The old saying, "There's no replacement for displacement," is dead-on accurate. Sure, you can stuff a big, nasty camshaft into a smaller engine, or spin that same engine into the rpm stratosphere and make more power, but extra cubes yields something that real performance junkies find more beneficial: torque. When it comes to going fast, torque is king and it's one reason why old-school big-block Chevy engines still command respect. Of course, the down side to all that big-block goodness is weight. It's a give-and-take deal; at least it used to be. Today it's possible to get crazy displacement even in the diminutive small-block package. For example, GM's line of lightweight aluminum LS engines started out at around 350 cubic inches. As time passed, that displacement steadily grew to 364, 376, and eventually topped out at 427 glorious inches in the LS7. But the power-mad masses clamored for more. The problem was that the iron-sleeved aluminum blocks could only be punched out so far before getting dangerously thin in the cylinder wall department. Of course there was the stroke side of the displacement calculation, but the factory sleeves were only so long. The solution turned out to be ditching the GM sleeves and going aftermarket.
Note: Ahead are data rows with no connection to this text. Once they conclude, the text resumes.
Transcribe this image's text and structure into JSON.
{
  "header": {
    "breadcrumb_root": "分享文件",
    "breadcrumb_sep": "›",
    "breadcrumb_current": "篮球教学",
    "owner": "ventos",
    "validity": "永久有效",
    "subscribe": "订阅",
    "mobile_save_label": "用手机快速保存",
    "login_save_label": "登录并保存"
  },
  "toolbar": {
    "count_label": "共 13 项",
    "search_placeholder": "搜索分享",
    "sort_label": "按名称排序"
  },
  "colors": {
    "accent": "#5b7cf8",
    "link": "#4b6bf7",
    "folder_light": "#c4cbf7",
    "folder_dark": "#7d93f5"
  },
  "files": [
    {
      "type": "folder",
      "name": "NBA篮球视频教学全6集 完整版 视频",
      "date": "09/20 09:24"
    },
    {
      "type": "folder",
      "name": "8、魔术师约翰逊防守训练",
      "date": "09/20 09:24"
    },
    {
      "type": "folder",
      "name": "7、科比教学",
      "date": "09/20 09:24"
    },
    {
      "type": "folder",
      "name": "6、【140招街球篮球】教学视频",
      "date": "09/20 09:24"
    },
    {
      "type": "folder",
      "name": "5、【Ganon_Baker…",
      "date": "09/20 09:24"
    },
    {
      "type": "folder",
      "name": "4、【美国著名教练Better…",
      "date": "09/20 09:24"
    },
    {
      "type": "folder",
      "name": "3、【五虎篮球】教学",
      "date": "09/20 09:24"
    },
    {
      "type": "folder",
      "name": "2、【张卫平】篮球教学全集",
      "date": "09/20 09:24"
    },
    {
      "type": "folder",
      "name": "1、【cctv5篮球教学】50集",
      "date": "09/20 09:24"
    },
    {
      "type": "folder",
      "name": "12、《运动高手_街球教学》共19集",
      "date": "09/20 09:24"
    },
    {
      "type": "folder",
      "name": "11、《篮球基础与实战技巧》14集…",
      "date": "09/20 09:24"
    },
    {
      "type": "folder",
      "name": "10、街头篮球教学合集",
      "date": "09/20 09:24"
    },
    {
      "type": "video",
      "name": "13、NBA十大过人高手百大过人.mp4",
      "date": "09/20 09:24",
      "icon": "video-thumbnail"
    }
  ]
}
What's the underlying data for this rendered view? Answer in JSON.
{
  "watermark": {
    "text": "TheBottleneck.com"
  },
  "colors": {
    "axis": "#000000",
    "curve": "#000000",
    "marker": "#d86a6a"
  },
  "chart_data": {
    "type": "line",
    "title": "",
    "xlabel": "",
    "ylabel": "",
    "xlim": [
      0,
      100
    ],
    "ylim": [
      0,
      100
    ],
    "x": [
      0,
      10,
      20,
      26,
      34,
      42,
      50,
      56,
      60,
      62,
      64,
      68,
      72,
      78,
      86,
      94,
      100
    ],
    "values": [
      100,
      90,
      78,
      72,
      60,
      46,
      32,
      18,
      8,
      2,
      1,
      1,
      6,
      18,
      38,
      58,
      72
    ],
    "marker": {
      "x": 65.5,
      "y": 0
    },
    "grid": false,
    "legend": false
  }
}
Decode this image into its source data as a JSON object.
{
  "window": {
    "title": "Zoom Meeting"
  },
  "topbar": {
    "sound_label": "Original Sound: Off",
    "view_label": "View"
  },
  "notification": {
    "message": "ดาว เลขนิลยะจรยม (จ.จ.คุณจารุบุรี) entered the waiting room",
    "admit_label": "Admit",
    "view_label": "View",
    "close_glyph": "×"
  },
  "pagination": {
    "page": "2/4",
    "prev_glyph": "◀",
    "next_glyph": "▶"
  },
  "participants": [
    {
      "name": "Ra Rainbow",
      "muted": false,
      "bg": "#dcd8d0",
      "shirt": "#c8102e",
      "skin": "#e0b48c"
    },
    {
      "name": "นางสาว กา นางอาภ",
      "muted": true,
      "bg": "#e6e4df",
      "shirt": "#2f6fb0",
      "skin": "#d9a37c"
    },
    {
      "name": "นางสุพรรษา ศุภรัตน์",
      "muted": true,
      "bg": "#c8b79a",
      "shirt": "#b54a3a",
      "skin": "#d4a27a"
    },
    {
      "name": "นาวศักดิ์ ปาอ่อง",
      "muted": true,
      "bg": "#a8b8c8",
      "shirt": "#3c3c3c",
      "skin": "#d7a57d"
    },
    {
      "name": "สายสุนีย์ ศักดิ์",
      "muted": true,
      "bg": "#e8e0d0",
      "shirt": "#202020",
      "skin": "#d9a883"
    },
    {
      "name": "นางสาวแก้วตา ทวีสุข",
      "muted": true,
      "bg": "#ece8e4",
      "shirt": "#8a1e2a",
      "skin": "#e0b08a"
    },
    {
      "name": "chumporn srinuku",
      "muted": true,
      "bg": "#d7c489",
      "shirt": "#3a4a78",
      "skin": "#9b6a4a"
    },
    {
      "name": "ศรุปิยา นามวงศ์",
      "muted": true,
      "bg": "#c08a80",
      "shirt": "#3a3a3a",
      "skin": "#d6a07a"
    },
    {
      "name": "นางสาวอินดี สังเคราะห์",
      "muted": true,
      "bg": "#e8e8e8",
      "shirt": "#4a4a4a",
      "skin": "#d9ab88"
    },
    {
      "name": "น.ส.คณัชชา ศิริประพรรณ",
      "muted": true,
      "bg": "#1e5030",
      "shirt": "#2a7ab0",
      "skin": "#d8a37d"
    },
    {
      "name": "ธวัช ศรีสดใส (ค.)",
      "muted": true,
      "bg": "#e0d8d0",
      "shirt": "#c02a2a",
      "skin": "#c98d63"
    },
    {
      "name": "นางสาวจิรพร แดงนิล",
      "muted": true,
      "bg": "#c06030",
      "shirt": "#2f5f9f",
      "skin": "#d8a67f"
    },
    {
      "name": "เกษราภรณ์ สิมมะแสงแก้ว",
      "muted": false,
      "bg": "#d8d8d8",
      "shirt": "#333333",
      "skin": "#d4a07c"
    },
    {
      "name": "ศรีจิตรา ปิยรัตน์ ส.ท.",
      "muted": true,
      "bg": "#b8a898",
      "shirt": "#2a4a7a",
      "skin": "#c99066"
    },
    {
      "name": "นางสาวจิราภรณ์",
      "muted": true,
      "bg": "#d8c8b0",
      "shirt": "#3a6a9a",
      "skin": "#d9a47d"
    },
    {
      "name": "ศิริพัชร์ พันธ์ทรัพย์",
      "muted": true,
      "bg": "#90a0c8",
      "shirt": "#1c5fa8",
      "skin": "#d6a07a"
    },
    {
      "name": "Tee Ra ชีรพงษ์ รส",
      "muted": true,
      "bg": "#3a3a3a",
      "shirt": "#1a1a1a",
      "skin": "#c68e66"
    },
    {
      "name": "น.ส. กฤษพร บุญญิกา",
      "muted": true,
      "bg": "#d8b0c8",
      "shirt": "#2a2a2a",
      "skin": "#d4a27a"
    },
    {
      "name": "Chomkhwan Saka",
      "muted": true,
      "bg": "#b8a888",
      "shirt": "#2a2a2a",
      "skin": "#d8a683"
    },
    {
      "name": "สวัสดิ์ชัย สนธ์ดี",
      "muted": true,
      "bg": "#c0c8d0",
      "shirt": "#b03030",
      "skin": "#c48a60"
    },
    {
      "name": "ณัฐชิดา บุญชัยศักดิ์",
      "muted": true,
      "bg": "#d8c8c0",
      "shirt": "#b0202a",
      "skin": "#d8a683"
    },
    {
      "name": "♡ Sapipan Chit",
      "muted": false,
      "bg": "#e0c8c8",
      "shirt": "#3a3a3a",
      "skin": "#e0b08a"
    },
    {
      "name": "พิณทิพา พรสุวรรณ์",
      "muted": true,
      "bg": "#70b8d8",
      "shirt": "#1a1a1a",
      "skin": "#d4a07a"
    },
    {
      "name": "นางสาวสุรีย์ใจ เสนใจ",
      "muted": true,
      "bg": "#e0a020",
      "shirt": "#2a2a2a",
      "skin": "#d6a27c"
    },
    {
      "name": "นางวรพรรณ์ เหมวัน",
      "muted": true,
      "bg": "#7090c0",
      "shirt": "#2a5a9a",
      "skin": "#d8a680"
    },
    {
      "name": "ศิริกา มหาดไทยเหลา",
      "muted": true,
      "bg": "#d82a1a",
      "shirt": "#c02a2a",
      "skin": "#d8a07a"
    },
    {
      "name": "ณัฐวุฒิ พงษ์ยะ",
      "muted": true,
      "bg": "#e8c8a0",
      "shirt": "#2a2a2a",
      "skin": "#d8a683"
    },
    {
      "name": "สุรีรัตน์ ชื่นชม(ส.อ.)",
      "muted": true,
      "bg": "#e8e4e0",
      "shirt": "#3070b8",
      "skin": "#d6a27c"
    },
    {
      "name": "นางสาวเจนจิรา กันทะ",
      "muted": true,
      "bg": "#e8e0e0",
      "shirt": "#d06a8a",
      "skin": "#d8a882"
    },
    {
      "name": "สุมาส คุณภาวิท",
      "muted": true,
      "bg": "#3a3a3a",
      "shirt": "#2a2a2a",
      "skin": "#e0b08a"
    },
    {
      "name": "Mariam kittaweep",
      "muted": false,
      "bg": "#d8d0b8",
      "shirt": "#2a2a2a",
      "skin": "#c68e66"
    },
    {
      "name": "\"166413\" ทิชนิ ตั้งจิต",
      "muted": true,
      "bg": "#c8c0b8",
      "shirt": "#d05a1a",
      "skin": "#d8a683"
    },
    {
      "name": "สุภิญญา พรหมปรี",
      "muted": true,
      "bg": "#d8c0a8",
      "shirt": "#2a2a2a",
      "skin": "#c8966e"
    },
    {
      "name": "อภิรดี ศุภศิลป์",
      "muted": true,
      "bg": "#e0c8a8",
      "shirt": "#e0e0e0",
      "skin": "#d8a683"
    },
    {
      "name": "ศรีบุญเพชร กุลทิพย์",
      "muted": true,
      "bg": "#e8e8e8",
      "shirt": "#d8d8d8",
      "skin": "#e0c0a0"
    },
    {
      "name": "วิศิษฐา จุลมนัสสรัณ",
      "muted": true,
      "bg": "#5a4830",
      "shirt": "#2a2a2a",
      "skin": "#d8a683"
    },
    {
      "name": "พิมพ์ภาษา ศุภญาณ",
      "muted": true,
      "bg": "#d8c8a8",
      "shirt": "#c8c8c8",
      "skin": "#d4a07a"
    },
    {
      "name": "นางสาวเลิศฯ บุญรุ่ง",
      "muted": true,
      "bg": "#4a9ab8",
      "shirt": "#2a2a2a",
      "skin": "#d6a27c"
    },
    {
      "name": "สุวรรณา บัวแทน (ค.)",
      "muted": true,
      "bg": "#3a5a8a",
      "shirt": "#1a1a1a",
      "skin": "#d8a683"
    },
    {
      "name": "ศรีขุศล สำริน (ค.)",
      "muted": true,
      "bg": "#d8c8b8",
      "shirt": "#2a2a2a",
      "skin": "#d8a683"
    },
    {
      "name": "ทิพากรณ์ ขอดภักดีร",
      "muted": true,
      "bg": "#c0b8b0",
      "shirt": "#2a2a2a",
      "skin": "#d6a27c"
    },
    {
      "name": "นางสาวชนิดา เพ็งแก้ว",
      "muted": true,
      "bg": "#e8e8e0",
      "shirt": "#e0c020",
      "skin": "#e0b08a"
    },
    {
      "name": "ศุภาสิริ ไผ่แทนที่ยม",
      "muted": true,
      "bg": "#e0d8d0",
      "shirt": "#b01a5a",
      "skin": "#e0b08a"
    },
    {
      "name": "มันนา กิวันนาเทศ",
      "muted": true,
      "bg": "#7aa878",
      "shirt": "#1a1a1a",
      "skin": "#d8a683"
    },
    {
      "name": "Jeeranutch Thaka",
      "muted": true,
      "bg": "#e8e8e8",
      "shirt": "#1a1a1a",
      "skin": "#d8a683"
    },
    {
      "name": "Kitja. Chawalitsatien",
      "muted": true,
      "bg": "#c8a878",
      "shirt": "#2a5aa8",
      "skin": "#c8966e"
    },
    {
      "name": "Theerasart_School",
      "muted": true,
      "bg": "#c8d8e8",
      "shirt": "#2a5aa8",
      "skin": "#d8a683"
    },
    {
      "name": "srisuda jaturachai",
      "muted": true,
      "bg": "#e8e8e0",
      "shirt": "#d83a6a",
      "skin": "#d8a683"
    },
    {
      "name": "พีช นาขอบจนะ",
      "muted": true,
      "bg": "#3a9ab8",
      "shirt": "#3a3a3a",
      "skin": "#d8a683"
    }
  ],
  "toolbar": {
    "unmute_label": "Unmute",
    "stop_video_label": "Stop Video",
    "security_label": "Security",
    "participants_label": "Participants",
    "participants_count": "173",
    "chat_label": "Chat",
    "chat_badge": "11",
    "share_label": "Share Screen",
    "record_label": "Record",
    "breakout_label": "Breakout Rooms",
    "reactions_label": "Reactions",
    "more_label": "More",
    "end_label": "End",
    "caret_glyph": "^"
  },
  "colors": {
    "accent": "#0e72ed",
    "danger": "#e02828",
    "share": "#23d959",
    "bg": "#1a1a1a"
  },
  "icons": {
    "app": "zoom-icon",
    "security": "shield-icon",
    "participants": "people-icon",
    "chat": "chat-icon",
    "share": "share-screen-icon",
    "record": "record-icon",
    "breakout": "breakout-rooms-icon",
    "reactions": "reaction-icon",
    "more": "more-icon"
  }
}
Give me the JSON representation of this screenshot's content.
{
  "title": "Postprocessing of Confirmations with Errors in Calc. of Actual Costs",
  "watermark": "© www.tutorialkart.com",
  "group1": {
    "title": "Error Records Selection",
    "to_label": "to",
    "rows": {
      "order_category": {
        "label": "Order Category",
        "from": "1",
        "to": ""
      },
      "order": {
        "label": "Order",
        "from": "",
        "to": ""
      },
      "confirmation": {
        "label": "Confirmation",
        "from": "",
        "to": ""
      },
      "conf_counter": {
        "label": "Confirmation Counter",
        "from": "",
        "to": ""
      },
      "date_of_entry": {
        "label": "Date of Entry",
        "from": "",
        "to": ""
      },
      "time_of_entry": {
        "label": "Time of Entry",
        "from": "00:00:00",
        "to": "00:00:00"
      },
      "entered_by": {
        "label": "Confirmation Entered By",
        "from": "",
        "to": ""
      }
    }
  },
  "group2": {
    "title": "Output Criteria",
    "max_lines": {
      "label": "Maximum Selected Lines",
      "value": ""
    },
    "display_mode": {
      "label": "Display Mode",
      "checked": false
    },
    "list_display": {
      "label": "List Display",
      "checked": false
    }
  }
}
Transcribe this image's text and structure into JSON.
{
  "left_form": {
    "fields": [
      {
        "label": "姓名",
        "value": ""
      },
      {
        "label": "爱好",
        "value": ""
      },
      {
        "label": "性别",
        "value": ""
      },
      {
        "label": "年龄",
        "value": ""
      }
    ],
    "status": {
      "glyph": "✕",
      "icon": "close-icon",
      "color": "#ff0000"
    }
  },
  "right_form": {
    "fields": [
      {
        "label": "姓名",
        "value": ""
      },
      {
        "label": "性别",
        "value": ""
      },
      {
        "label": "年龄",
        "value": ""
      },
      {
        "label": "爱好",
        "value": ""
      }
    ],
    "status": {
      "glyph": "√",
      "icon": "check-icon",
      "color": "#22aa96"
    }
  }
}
Now, this isn't something you're going to be able to do yourself using common hand tools in your garage. It involves very specialized and expensive equipment, but more importantly it requires someone with the skill and experience to pull off the surgery. That's where Steve Demirjian, of Race Engine Development, comes in. He's been in the racing engine business since 1972, and that equates to a lot of knowledge of what works and what doesn't. In regards to sleeves, he's been working with Darton for quite some time and is even one of the patent holders for their Modular Integrated Deck (MID) sleeve system. In other words, he was the perfect guy to help us up the displacement of our LS engine. The MID system was developed by Darton to address the factory blocks design weakness of cylinder stability due to the poor support at the upper deck area. GM's "cast in sleeves" makes the factory engines affordable, and they are great to a certain power level, but lacking when it comes to high power, boosted, or, as in our case, larger bore sizes. When the Darton sleeves are siamesed and nested they create a solid deck of sleeve flanges held in tension. This reinforces the upper deck area and provides for individual replacement with what Darton calls Modular Integrated Deck (MID). Also, this design enhances water flow from block to head and promotes stability of cooling since all the sleeves are of the "wet" design. Unlike factory sleeves, water flows all the way around the cylinders, which promotes cooling and helps control detonation. You can find more tasty tidbits about Darton's MID sleeves by hitting up their website.